WHY IT’S NOTEWORTHY
Since Katrina, Elizabeth’s has been the culinary and social center of Bywater. Like the neighborhood itself, its style blends hipness and funkiness. It is to Downtown what Jacques-Imo’s is to Uptown–with some of the same decor, even. After a hiatus following the storm, breakfast is back as a mainstay. But the place hops most in the early evening. “Real Food Done Real Good” is the slogan, and the image that gives is true.
At breakfast, the menu is familiar except for a few signature items–notably the homemade sausage and praline bacon. The lunch menu–particularly in the sandwich department–is a mix of deli and poor boys, with a few platters.

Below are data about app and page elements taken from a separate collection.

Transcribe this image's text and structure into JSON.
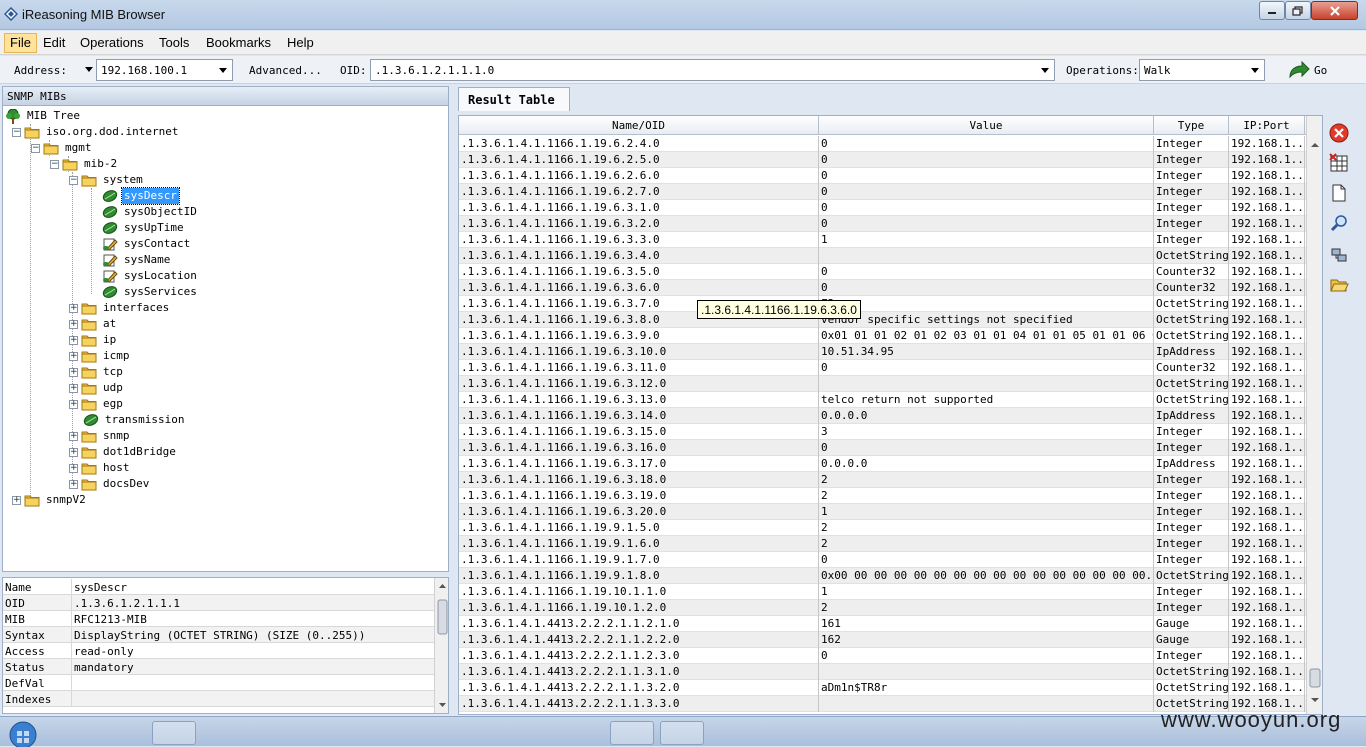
{
  "window": {
    "title": "iReasoning MIB Browser"
  },
  "menu": [
    "File",
    "Edit",
    "Operations",
    "Tools",
    "Bookmarks",
    "Help"
  ],
  "toolbar": {
    "address_label": "Address:",
    "address_value": "192.168.100.1",
    "advanced_label": "Advanced...",
    "oid_label": "OID:",
    "oid_value": ".1.3.6.1.2.1.1.1.0",
    "operations_label": "Operations:",
    "operations_value": "Walk",
    "go_label": "Go"
  },
  "left_panel": {
    "header": "SNMP MIBs",
    "tree": [
      {
        "label": "MIB Tree",
        "icon": "tree-icon",
        "depth": 0
      },
      {
        "label": "iso.org.dod.internet",
        "icon": "folder-icon",
        "depth": 1,
        "exp": "-"
      },
      {
        "label": "mgmt",
        "icon": "folder-icon",
        "depth": 2,
        "exp": "-"
      },
      {
        "label": "mib-2",
        "icon": "folder-icon",
        "depth": 3,
        "exp": "-"
      },
      {
        "label": "system",
        "icon": "folder-icon",
        "depth": 4,
        "exp": "-"
      },
      {
        "label": "sysDescr",
        "icon": "leaf-icon",
        "depth": 5,
        "selected": true
      },
      {
        "label": "sysObjectID",
        "icon": "leaf-icon",
        "depth": 5
      },
      {
        "label": "sysUpTime",
        "icon": "leaf-icon",
        "depth": 5
      },
      {
        "label": "sysContact",
        "icon": "edit-leaf-icon",
        "depth": 5
      },
      {
        "label": "sysName",
        "icon": "edit-leaf-icon",
        "depth": 5
      },
      {
        "label": "sysLocation",
        "icon": "edit-leaf-icon",
        "depth": 5
      },
      {
        "label": "sysServices",
        "icon": "leaf-icon",
        "depth": 5
      },
      {
        "label": "interfaces",
        "icon": "folder-icon",
        "depth": 4,
        "exp": "+"
      },
      {
        "label": "at",
        "icon": "folder-icon",
        "depth": 4,
        "exp": "+"
      },
      {
        "label": "ip",
        "icon": "folder-icon",
        "depth": 4,
        "exp": "+"
      },
      {
        "label": "icmp",
        "icon": "folder-icon",
        "depth": 4,
        "exp": "+"
      },
      {
        "label": "tcp",
        "icon": "folder-icon",
        "depth": 4,
        "exp": "+"
      },
      {
        "label": "udp",
        "icon": "folder-icon",
        "depth": 4,
        "exp": "+"
      },
      {
        "label": "egp",
        "icon": "folder-icon",
        "depth": 4,
        "exp": "+"
      },
      {
        "label": "transmission",
        "icon": "leaf-icon",
        "depth": 4
      },
      {
        "label": "snmp",
        "icon": "folder-icon",
        "depth": 4,
        "exp": "+"
      },
      {
        "label": "dot1dBridge",
        "icon": "folder-icon",
        "depth": 4,
        "exp": "+"
      },
      {
        "label": "host",
        "icon": "folder-icon",
        "depth": 4,
        "exp": "+"
      },
      {
        "label": "docsDev",
        "icon": "folder-icon",
        "depth": 4,
        "exp": "+"
      },
      {
        "label": "snmpV2",
        "icon": "folder-icon",
        "depth": 1,
        "exp": "+"
      }
    ],
    "properties": [
      {
        "key": "Name",
        "value": "sysDescr"
      },
      {
        "key": "OID",
        "value": ".1.3.6.1.2.1.1.1"
      },
      {
        "key": "MIB",
        "value": "RFC1213-MIB"
      },
      {
        "key": "Syntax",
        "value": "DisplayString (OCTET STRING) (SIZE (0..255))"
      },
      {
        "key": "Access",
        "value": "read-only"
      },
      {
        "key": "Status",
        "value": "mandatory"
      },
      {
        "key": "DefVal",
        "value": ""
      },
      {
        "key": "Indexes",
        "value": ""
      }
    ]
  },
  "result": {
    "tab": "Result Table",
    "columns": [
      "Name/OID",
      "Value",
      "Type",
      "IP:Port"
    ],
    "rows": [
      [
        ".1.3.6.1.4.1.1166.1.19.6.2.4.0",
        "0",
        "Integer",
        "192.168.1..."
      ],
      [
        ".1.3.6.1.4.1.1166.1.19.6.2.5.0",
        "0",
        "Integer",
        "192.168.1..."
      ],
      [
        ".1.3.6.1.4.1.1166.1.19.6.2.6.0",
        "0",
        "Integer",
        "192.168.1..."
      ],
      [
        ".1.3.6.1.4.1.1166.1.19.6.2.7.0",
        "0",
        "Integer",
        "192.168.1..."
      ],
      [
        ".1.3.6.1.4.1.1166.1.19.6.3.1.0",
        "0",
        "Integer",
        "192.168.1..."
      ],
      [
        ".1.3.6.1.4.1.1166.1.19.6.3.2.0",
        "0",
        "Integer",
        "192.168.1..."
      ],
      [
        ".1.3.6.1.4.1.1166.1.19.6.3.3.0",
        "1",
        "Integer",
        "192.168.1..."
      ],
      [
        ".1.3.6.1.4.1.1166.1.19.6.3.4.0",
        "",
        "OctetString",
        "192.168.1..."
      ],
      [
        ".1.3.6.1.4.1.1166.1.19.6.3.5.0",
        "0",
        "Counter32",
        "192.168.1..."
      ],
      [
        ".1.3.6.1.4.1.1166.1.19.6.3.6.0",
        "0",
        "Counter32",
        "192.168.1..."
      ],
      [
        ".1.3.6.1.4.1.1166.1.19.6.3.7.0",
        "F2",
        "OctetString",
        "192.168.1..."
      ],
      [
        ".1.3.6.1.4.1.1166.1.19.6.3.8.0",
        "vendor specific settings not specified",
        "OctetString",
        "192.168.1..."
      ],
      [
        ".1.3.6.1.4.1.1166.1.19.6.3.9.0",
        "0x01 01 01 02 01 02 03 01 01 04 01 01 05 01 01 06 01...",
        "OctetString",
        "192.168.1..."
      ],
      [
        ".1.3.6.1.4.1.1166.1.19.6.3.10.0",
        "10.51.34.95",
        "IpAddress",
        "192.168.1..."
      ],
      [
        ".1.3.6.1.4.1.1166.1.19.6.3.11.0",
        "0",
        "Counter32",
        "192.168.1..."
      ],
      [
        ".1.3.6.1.4.1.1166.1.19.6.3.12.0",
        "",
        "OctetString",
        "192.168.1..."
      ],
      [
        ".1.3.6.1.4.1.1166.1.19.6.3.13.0",
        "telco return not supported",
        "OctetString",
        "192.168.1..."
      ],
      [
        ".1.3.6.1.4.1.1166.1.19.6.3.14.0",
        "0.0.0.0",
        "IpAddress",
        "192.168.1..."
      ],
      [
        ".1.3.6.1.4.1.1166.1.19.6.3.15.0",
        "3",
        "Integer",
        "192.168.1..."
      ],
      [
        ".1.3.6.1.4.1.1166.1.19.6.3.16.0",
        "0",
        "Integer",
        "192.168.1..."
      ],
      [
        ".1.3.6.1.4.1.1166.1.19.6.3.17.0",
        "0.0.0.0",
        "IpAddress",
        "192.168.1..."
      ],
      [
        ".1.3.6.1.4.1.1166.1.19.6.3.18.0",
        "2",
        "Integer",
        "192.168.1..."
      ],
      [
        ".1.3.6.1.4.1.1166.1.19.6.3.19.0",
        "2",
        "Integer",
        "192.168.1..."
      ],
      [
        ".1.3.6.1.4.1.1166.1.19.6.3.20.0",
        "1",
        "Integer",
        "192.168.1..."
      ],
      [
        ".1.3.6.1.4.1.1166.1.19.9.1.5.0",
        "2",
        "Integer",
        "192.168.1..."
      ],
      [
        ".1.3.6.1.4.1.1166.1.19.9.1.6.0",
        "2",
        "Integer",
        "192.168.1..."
      ],
      [
        ".1.3.6.1.4.1.1166.1.19.9.1.7.0",
        "0",
        "Integer",
        "192.168.1..."
      ],
      [
        ".1.3.6.1.4.1.1166.1.19.9.1.8.0",
        "0x00 00 00 00 00 00 00 00 00 00 00 00 00 00 00 00...",
        "OctetString",
        "192.168.1..."
      ],
      [
        ".1.3.6.1.4.1.1166.1.19.10.1.1.0",
        "1",
        "Integer",
        "192.168.1..."
      ],
      [
        ".1.3.6.1.4.1.1166.1.19.10.1.2.0",
        "2",
        "Integer",
        "192.168.1..."
      ],
      [
        ".1.3.6.1.4.1.4413.2.2.2.1.1.2.1.0",
        "161",
        "Gauge",
        "192.168.1..."
      ],
      [
        ".1.3.6.1.4.1.4413.2.2.2.1.1.2.2.0",
        "162",
        "Gauge",
        "192.168.1..."
      ],
      [
        ".1.3.6.1.4.1.4413.2.2.2.1.1.2.3.0",
        "0",
        "Integer",
        "192.168.1..."
      ],
      [
        ".1.3.6.1.4.1.4413.2.2.2.1.1.3.1.0",
        "",
        "OctetString",
        "192.168.1..."
      ],
      [
        ".1.3.6.1.4.1.4413.2.2.2.1.1.3.2.0",
        "aDm1n$TR8r",
        "OctetString",
        "192.168.1..."
      ],
      [
        ".1.3.6.1.4.1.4413.2.2.2.1.1.3.3.0",
        "",
        "OctetString",
        "192.168.1..."
      ]
    ],
    "tooltip": ".1.3.6.1.4.1.1166.1.19.6.3.6.0"
  },
  "side_tools": [
    "stop-icon",
    "table-icon",
    "document-icon",
    "search-icon",
    "network-icon",
    "open-folder-icon"
  ],
  "watermark": "www.wooyun.org",
  "colors": {
    "selection": "#3399ff",
    "tooltip_bg": "#ffffe1",
    "close": "#c7422c"
  }
}
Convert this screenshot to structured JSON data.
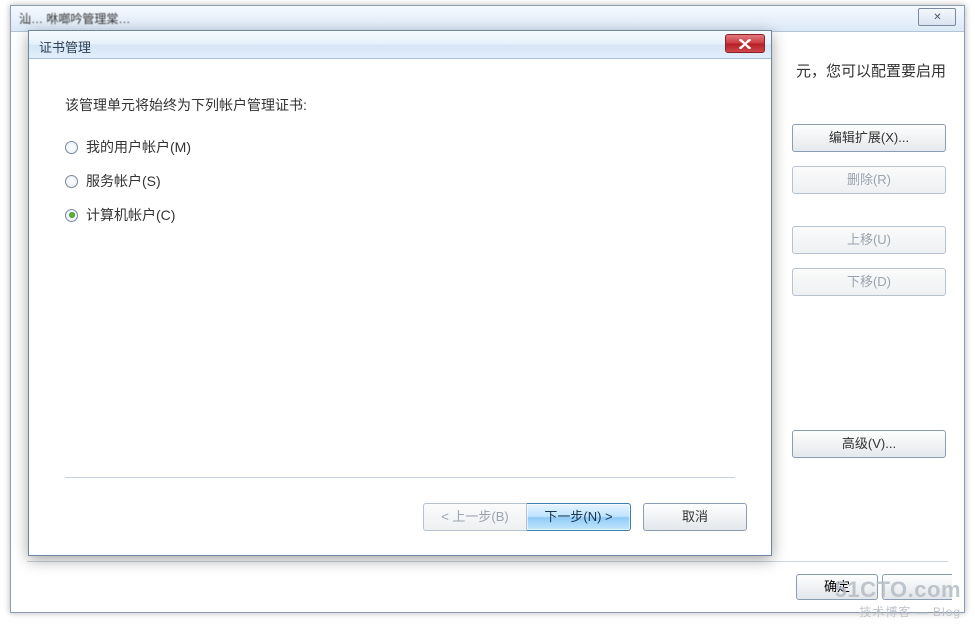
{
  "bg_window": {
    "title_fragment": "汕… 咻啷吟管理棠…",
    "right_text": "元，您可以配置要启用",
    "buttons": {
      "edit_ext": "编辑扩展(X)...",
      "remove": "删除(R)",
      "move_up": "上移(U)",
      "move_down": "下移(D)",
      "advanced": "高级(V)...",
      "ok": "确定"
    },
    "close_glyph": "✕"
  },
  "dialog": {
    "title": "证书管理",
    "instruction": "该管理单元将始终为下列帐户管理证书:",
    "options": [
      {
        "label": "我的用户帐户(M)",
        "checked": false
      },
      {
        "label": "服务帐户(S)",
        "checked": false
      },
      {
        "label": "计算机帐户(C)",
        "checked": true
      }
    ],
    "buttons": {
      "back": "< 上一步(B)",
      "next": "下一步(N) >",
      "cancel": "取消"
    }
  },
  "watermark": {
    "line1": "51CTO.com",
    "line2": "技术博客 — Blog"
  }
}
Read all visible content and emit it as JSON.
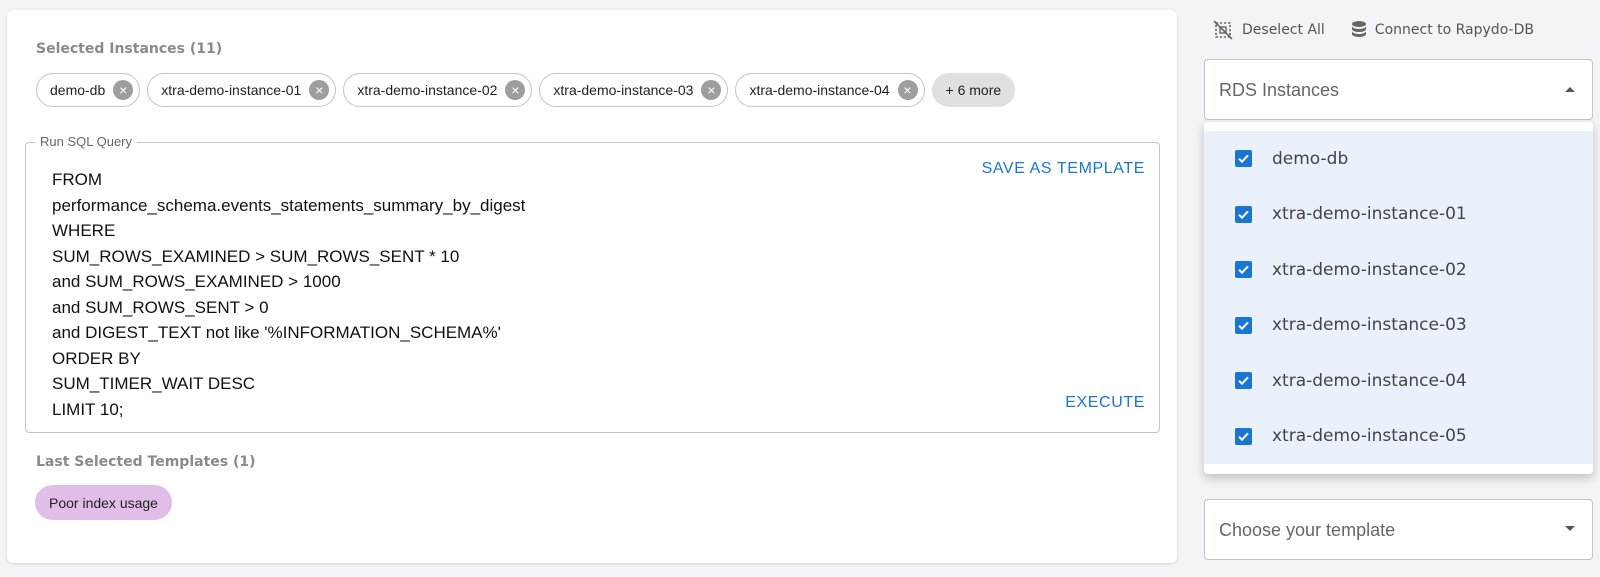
{
  "selected": {
    "label": "Selected Instances (11)",
    "chips": [
      "demo-db",
      "xtra-demo-instance-01",
      "xtra-demo-instance-02",
      "xtra-demo-instance-03",
      "xtra-demo-instance-04"
    ],
    "more": "+ 6 more"
  },
  "query": {
    "legend": "Run SQL Query",
    "text": "FROM\nperformance_schema.events_statements_summary_by_digest\nWHERE\nSUM_ROWS_EXAMINED > SUM_ROWS_SENT * 10\nand SUM_ROWS_EXAMINED > 1000\nand SUM_ROWS_SENT > 0\nand DIGEST_TEXT not like '%INFORMATION_SCHEMA%'\nORDER BY\nSUM_TIMER_WAIT DESC\nLIMIT 10;",
    "save_label": "SAVE AS TEMPLATE",
    "execute_label": "EXECUTE"
  },
  "templates": {
    "label": "Last Selected Templates (1)",
    "chips": [
      "Poor index usage"
    ]
  },
  "actions": {
    "deselect_label": "Deselect All",
    "connect_label": "Connect to Rapydo-DB"
  },
  "rds": {
    "label": "RDS Instances",
    "options": [
      "demo-db",
      "xtra-demo-instance-01",
      "xtra-demo-instance-02",
      "xtra-demo-instance-03",
      "xtra-demo-instance-04",
      "xtra-demo-instance-05"
    ]
  },
  "template_select": {
    "placeholder": "Choose your template"
  },
  "colors": {
    "accent": "#1976d2",
    "template_chip": "#e1bee7"
  },
  "icons": [
    "deselect-icon",
    "database-icon",
    "chip-cancel-icon",
    "arrow-up-icon",
    "arrow-down-icon",
    "checkbox-checked-icon"
  ]
}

At dinner, the kitchen does its best and most varied work.
In 1996, Heidi Elizabeth Trull left the Windsor Court Hotel where she’d been cooking and opened a catering business in the Bywater section of downtown. The area was becoming cool, with a sense of neighborhood. People who smelled Heidi’s cooking thought they could eat there, and after awhile they could. Elizabeth’s began as a breakfast and lunch spot with enough unique specialties (notably the praline bacon) that it began to draw eaters from all over town. The restaurant was sold a couple of times and its food evolved into a hybrid of rustic Creole and Cajun with bistro-style dishes.
Elizabeth’s is in an old building that looks to my eyes like a late-1800s house raised up to make room for a business. Both floors are used for the restaurant now. Downstairs, every table seems to be fitted into a slot or a corner, the better to create a sense of community, whether you want it or not. Upstairs, a big antique bar sets the theme, with more space in all dimensions and a cooler vibe. The walls are covered with signs and folk art.
»Blue cheese oysters
»Boudin balls in Creole mustard sauce
»Fried chicken livers, pepper jelly
»House made hogshead cheese
Fried green tomatoes, shrimp remoulade
House salad, lemongrass vinaigrette
Seared tuna salad, lemongrass vinaigrette
Smoked turkey and sausage gumbo
Smoked crispy hog jowls, spinach, Maytag blue cheese
House cured pastrami, Swiss, rye
Fried chicken poor boy
House smoked turkey, toasted wheat berry bread
»Hog jowl BLT, chopped tomatoes, fresh spinach
»Elizabeth’s dream burger (with praline bacon, blue cheese)
»Hot sausage poor boy
»Hot roast beef poor boy
»Fried shrimp or oyster poor boy
»Seafood stuffed mirliton
Campfire smoked rib-eye steak with hollandaise
»Grilled double cut pork chop over bacon, hominy glaze
Pan seared salmon with roasted pepper and dill relish
Seared duck breast, red wine cherry sauce
Sautéed boneless chicken with mushroom, tasso sauce
Chopped sirloin, grilled onions and gravy
Sautéed mahi-mahi, citrus beurre blanc
Calf’s liver and onions, brown gravy
»Daily blackboard specials
Oooey gooey cake
FOR BEST RESULTS
The daily specials are far and away the best food you can buy here. If you speak with someone who’s really wild about this place, add a grain of salt.
OPPORTUNITIES FOR IMPROVEMENT
Consistency is the big problem here. Since before the turn of the century, the lunch food here has been the least inspired. The clean-up crew could be a lot more assiduous.
FACTORS OTHER THAN FOOD
Up to three points, positive or negative, for these characteristics. Absence of points denotes average performance in the matter.
- Dining Environment -1
- Attitude +1
- Wine & Bar
- Hipness +2
- Local Color +2
- Live music some nights
- Open Sunday lunch
- Unusually large servings
- Easy, nearby parking
- Reservations accepted